Which lines in the entries below contain the string "screenshot"? Show each of them in full.
[Listed entries — start]
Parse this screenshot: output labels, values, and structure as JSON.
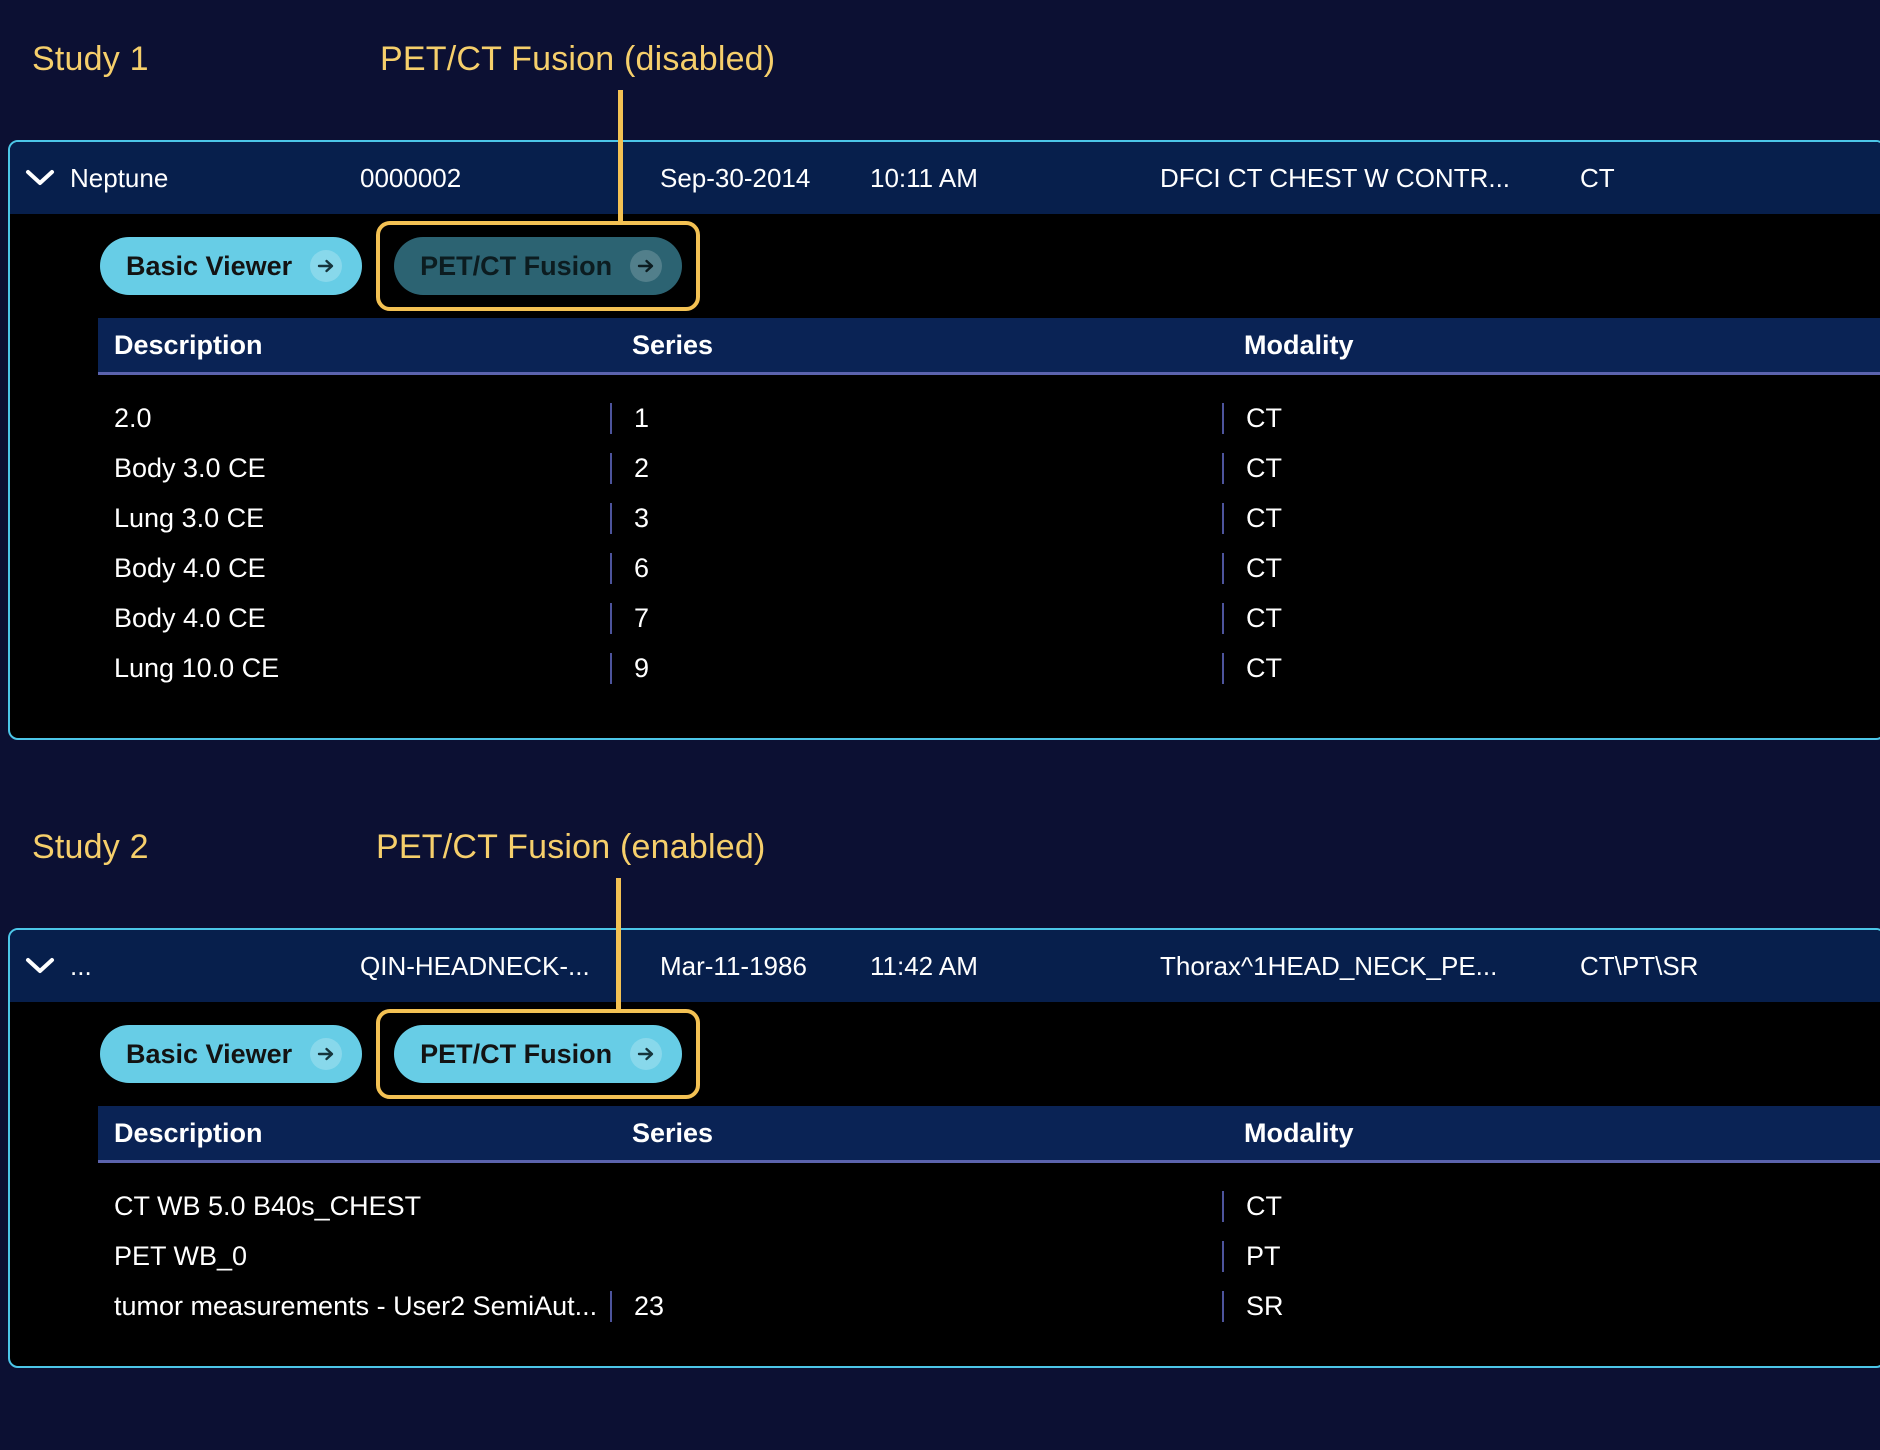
{
  "colors": {
    "page_background": "#0c1033",
    "panel_background": "#000000",
    "panel_border": "#4cc6e8",
    "header_background": "#071f4c",
    "annotation": "#f6cf6b",
    "highlight_outline": "#f3c153",
    "button_enabled": "#67cde6",
    "button_disabled": "#2c6372",
    "table_header_background": "#0a2355",
    "table_rule": "#5b63ad"
  },
  "annotations": [
    {
      "id": "study-1",
      "text": "Study 1"
    },
    {
      "id": "pet-ct-disabled",
      "text": "PET/CT Fusion (disabled)"
    },
    {
      "id": "study-2",
      "text": "Study 2"
    },
    {
      "id": "pet-ct-enabled",
      "text": "PET/CT Fusion (enabled)"
    }
  ],
  "studies": [
    {
      "header": {
        "expand_icon": "chevron-down-icon",
        "patient_name": "Neptune",
        "patient_id": "0000002",
        "date": "Sep-30-2014",
        "time": "10:11 AM",
        "description": "DFCI CT CHEST W CONTR...",
        "modality": "CT"
      },
      "buttons": {
        "basic_viewer": {
          "label": "Basic Viewer",
          "state": "enabled",
          "arrow_icon": "arrow-right-icon"
        },
        "pet_ct_fusion": {
          "label": "PET/CT Fusion",
          "state": "disabled",
          "arrow_icon": "arrow-right-icon"
        }
      },
      "table": {
        "columns": [
          "Description",
          "Series",
          "Modality"
        ],
        "rows": [
          {
            "description": "2.0",
            "series": "1",
            "modality": "CT"
          },
          {
            "description": "Body 3.0 CE",
            "series": "2",
            "modality": "CT"
          },
          {
            "description": "Lung 3.0 CE",
            "series": "3",
            "modality": "CT"
          },
          {
            "description": "Body 4.0 CE",
            "series": "6",
            "modality": "CT"
          },
          {
            "description": "Body 4.0 CE",
            "series": "7",
            "modality": "CT"
          },
          {
            "description": "Lung 10.0 CE",
            "series": "9",
            "modality": "CT"
          }
        ]
      }
    },
    {
      "header": {
        "expand_icon": "chevron-down-icon",
        "patient_name": "...",
        "patient_id": "QIN-HEADNECK-...",
        "date": "Mar-11-1986",
        "time": "11:42 AM",
        "description": "Thorax^1HEAD_NECK_PE...",
        "modality": "CT\\PT\\SR"
      },
      "buttons": {
        "basic_viewer": {
          "label": "Basic Viewer",
          "state": "enabled",
          "arrow_icon": "arrow-right-icon"
        },
        "pet_ct_fusion": {
          "label": "PET/CT Fusion",
          "state": "enabled",
          "arrow_icon": "arrow-right-icon"
        }
      },
      "table": {
        "columns": [
          "Description",
          "Series",
          "Modality"
        ],
        "rows": [
          {
            "description": "CT WB 5.0 B40s_CHEST",
            "series": "",
            "modality": "CT"
          },
          {
            "description": "PET WB_0",
            "series": "",
            "modality": "PT"
          },
          {
            "description": "tumor measurements - User2 SemiAut...",
            "series": "23",
            "modality": "SR"
          }
        ]
      }
    }
  ]
}
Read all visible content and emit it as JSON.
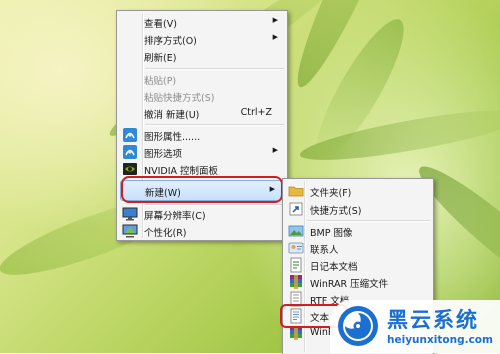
{
  "context_menu": {
    "items": [
      {
        "label": "查看(V)"
      },
      {
        "label": "排序方式(O)"
      },
      {
        "label": "刷新(E)"
      },
      {
        "label": "粘贴(P)"
      },
      {
        "label": "粘贴快捷方式(S)"
      },
      {
        "label": "撤消 新建(U)",
        "shortcut": "Ctrl+Z"
      },
      {
        "label": "图形属性......"
      },
      {
        "label": "图形选项"
      },
      {
        "label": "NVIDIA 控制面板"
      },
      {
        "label": "新建(W)"
      },
      {
        "label": "屏幕分辨率(C)"
      },
      {
        "label": "个性化(R)"
      }
    ]
  },
  "new_submenu": {
    "items": [
      {
        "label": "文件夹(F)"
      },
      {
        "label": "快捷方式(S)"
      },
      {
        "label": "BMP 图像"
      },
      {
        "label": "联系人"
      },
      {
        "label": "日记本文档"
      },
      {
        "label": "WinRAR 压缩文件"
      },
      {
        "label": "RTF 文档"
      },
      {
        "label": "文本"
      },
      {
        "label": "WinR"
      }
    ]
  },
  "watermark": {
    "title": "黑云系统",
    "url": "heiyunxitong.com"
  }
}
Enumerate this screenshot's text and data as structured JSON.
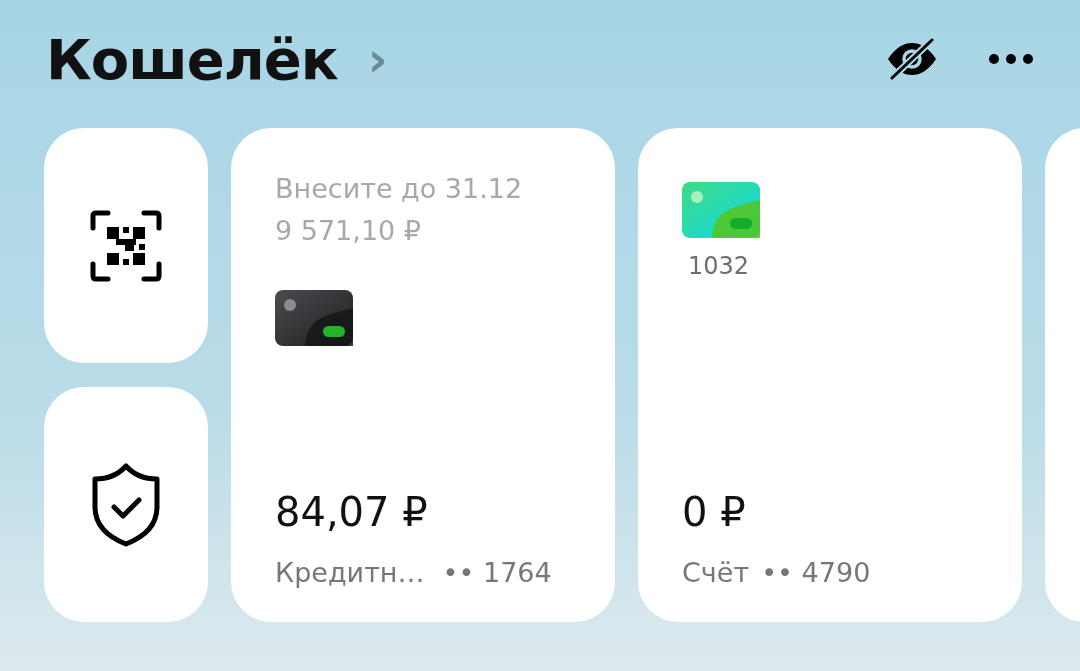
{
  "header": {
    "title": "Кошелёк",
    "chevron": "›"
  },
  "quick_actions": [
    {
      "kind": "qr"
    },
    {
      "kind": "shield"
    }
  ],
  "cards": [
    {
      "kind": "credit",
      "notice": "Внесите до 31.12",
      "due_amount": "9 571,10 ₽",
      "balance": "84,07 ₽",
      "name": "Кредитн…",
      "number": "•• 1764"
    },
    {
      "kind": "debit",
      "card_number": "1032",
      "balance": "0 ₽",
      "name": "Счёт",
      "number": "•• 4790"
    },
    {
      "kind": "partial"
    }
  ]
}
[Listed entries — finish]
> [Written answer]:
Parse this screenshot: output labels, values, and structure as JSON.
Enumerate this screenshot's text and data as structured JSON.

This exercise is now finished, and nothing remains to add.